1. Keep the goal in mind – Have a very clear idea of a problem to be solved, an issue to be resolved. Know from the start what your call to action will be. Everything you do from beginning to end will support that goal. Don’t ramble or include irrelevant material Keep it short, sweet, and to the point. The best speakers have always stayed on point and used plain language to support their point.

2. Outline – Tried and true The old tell ‘em what you’re going to tell ‘em, tell ‘em, then tell ‘em what you told ‘em. It really works. Instead of copious notes that you’re tempted to rely on, index cards with your heading and subheadings or a single page with your outline on the lectern or podium will keep you on track. If you’re using a PowerPoint presentation, use the screen that faces you as your notes.

3. Open with an attention getter – Whether it’s a startling statistic, a question for them to respond to, getting them all out of their seats for an exercise, or a humorous anecdote, you want to get their attention. You want them to sit forward in their seats, raise their eyebrows, show signs of life, even if it’s right after lunch. Once you have their attention, your job is to keep it.

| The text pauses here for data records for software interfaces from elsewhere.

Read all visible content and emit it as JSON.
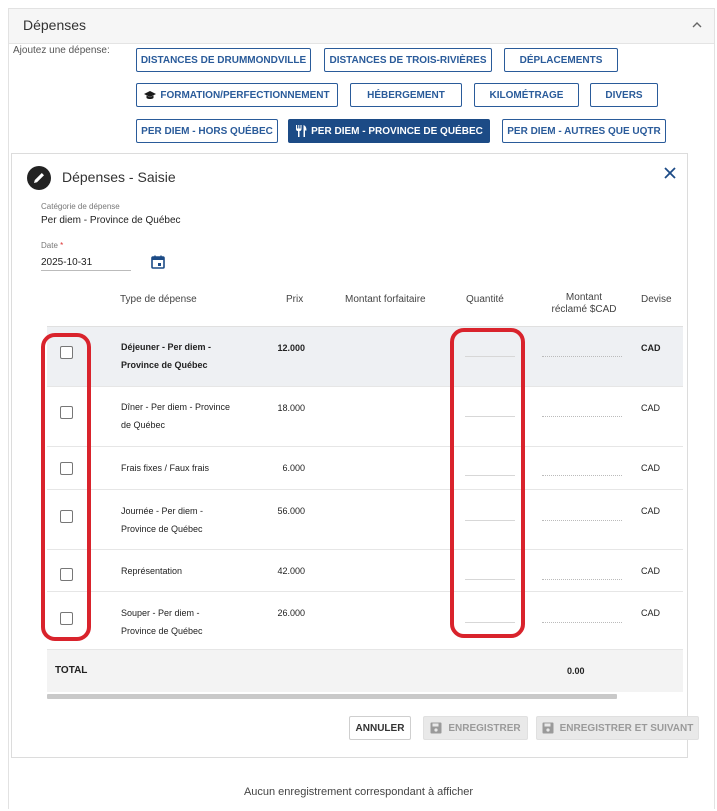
{
  "section": {
    "title": "Dépenses"
  },
  "add_expense": {
    "label": "Ajoutez une dépense:",
    "categories": [
      {
        "label": "DISTANCES DE DRUMMONDVILLE",
        "icon": ""
      },
      {
        "label": "DISTANCES DE TROIS-RIVIÈRES",
        "icon": ""
      },
      {
        "label": "DÉPLACEMENTS",
        "icon": ""
      },
      {
        "label": "FORMATION/PERFECTIONNEMENT",
        "icon": "graduation-cap-icon"
      },
      {
        "label": "HÉBERGEMENT",
        "icon": ""
      },
      {
        "label": "KILOMÉTRAGE",
        "icon": ""
      },
      {
        "label": "DIVERS",
        "icon": ""
      },
      {
        "label": "PER DIEM - HORS QUÉBEC",
        "icon": ""
      },
      {
        "label": "PER DIEM - PROVINCE DE QUÉBEC",
        "icon": "utensils-icon",
        "active": true
      },
      {
        "label": "PER DIEM - AUTRES QUE UQTR",
        "icon": ""
      }
    ]
  },
  "form": {
    "title": "Dépenses - Saisie",
    "category_label": "Catégorie de dépense",
    "category_value": "Per diem - Province de Québec",
    "date_label": "Date",
    "date_required_mark": "*",
    "date_value": "2025-10-31"
  },
  "table": {
    "headers": {
      "type": "Type de dépense",
      "prix": "Prix",
      "forfait": "Montant forfaitaire",
      "quantite": "Quantité",
      "montant_line1": "Montant",
      "montant_line2": "réclamé $CAD",
      "devise": "Devise"
    },
    "rows": [
      {
        "type": "Déjeuner - Per diem - Province de Québec",
        "prix": "12.000",
        "devise": "CAD",
        "highlighted": true
      },
      {
        "type": "Dîner - Per diem - Province de Québec",
        "prix": "18.000",
        "devise": "CAD"
      },
      {
        "type": "Frais fixes / Faux frais",
        "prix": "6.000",
        "devise": "CAD"
      },
      {
        "type": "Journée - Per diem - Province de Québec",
        "prix": "56.000",
        "devise": "CAD"
      },
      {
        "type": "Représentation",
        "prix": "42.000",
        "devise": "CAD"
      },
      {
        "type": "Souper - Per diem - Province de Québec",
        "prix": "26.000",
        "devise": "CAD"
      }
    ],
    "total_label": "TOTAL",
    "total_value": "0.00"
  },
  "buttons": {
    "cancel": "ANNULER",
    "save": "ENREGISTRER",
    "save_next": "ENREGISTRER ET SUIVANT"
  },
  "empty_message": "Aucun enregistrement correspondant à afficher",
  "colors": {
    "primary": "#1c4b86",
    "button_border": "#2a5b9a",
    "annotation_red": "#d9232c"
  }
}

4. Use three points to make your main point – Make the structure solid. Don’t bounce back and forth from one supporting topic to another. Have your three points and keep them clearly differentiated. If you have a handout, nothing is more distracting than having the audience flip back and forth through the pages. Keep the structure in place so people don’t have to work to follow your logic.

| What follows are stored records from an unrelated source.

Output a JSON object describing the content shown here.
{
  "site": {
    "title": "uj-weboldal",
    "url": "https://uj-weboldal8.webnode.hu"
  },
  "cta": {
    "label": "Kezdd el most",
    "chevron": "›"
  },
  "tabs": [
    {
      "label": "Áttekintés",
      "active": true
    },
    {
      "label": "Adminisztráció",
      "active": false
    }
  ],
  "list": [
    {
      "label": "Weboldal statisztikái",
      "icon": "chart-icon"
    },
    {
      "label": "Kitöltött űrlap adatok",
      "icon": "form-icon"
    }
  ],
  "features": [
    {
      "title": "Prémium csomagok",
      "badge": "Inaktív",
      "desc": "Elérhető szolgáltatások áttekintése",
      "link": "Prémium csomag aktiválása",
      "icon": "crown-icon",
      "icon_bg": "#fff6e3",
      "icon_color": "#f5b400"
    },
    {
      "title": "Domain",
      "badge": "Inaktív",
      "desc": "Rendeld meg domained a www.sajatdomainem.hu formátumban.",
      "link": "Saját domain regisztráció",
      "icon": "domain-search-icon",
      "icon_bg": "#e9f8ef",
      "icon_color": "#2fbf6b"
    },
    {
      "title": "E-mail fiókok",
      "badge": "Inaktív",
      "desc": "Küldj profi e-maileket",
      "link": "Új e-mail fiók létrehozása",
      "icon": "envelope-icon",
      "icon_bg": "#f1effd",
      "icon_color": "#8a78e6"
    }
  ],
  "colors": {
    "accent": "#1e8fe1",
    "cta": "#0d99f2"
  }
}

5. Keep them awake – Surprise them with an unexpected action or loud statement. Darren LaCroix, the 2001 International Champion for Toastmasters and successful professional speaker and coach, fell on his face to show the audience that falling on your face isn’t as bad as we think and kept talking. If you don’t know how to do something safely, don’t do it but do surprise them.

6. Keep the visuals simple – Nothing pops less than a presenter who reads lengthy notes or PowerPoint slides to the audience. You might as well offer pillows and blankets to the audience as they file into the room. Use your outline headings on your visuals, not paragraphs. Use graphics and photographs. It’s true that a picture is worth a thousand words. Before and after pictures side by side can tell your story.

7. Have a closing that sticks with them – Tie your conclusion back to your opening, reiterate your three main supporting points, and say how your approach is going to solve the problem or resolve the issue. Give your audience a call to action, a specific step that will make a difference. If there is a physical or internet address they need, give them the address in your handout or on a card. Invite them to follow up with you.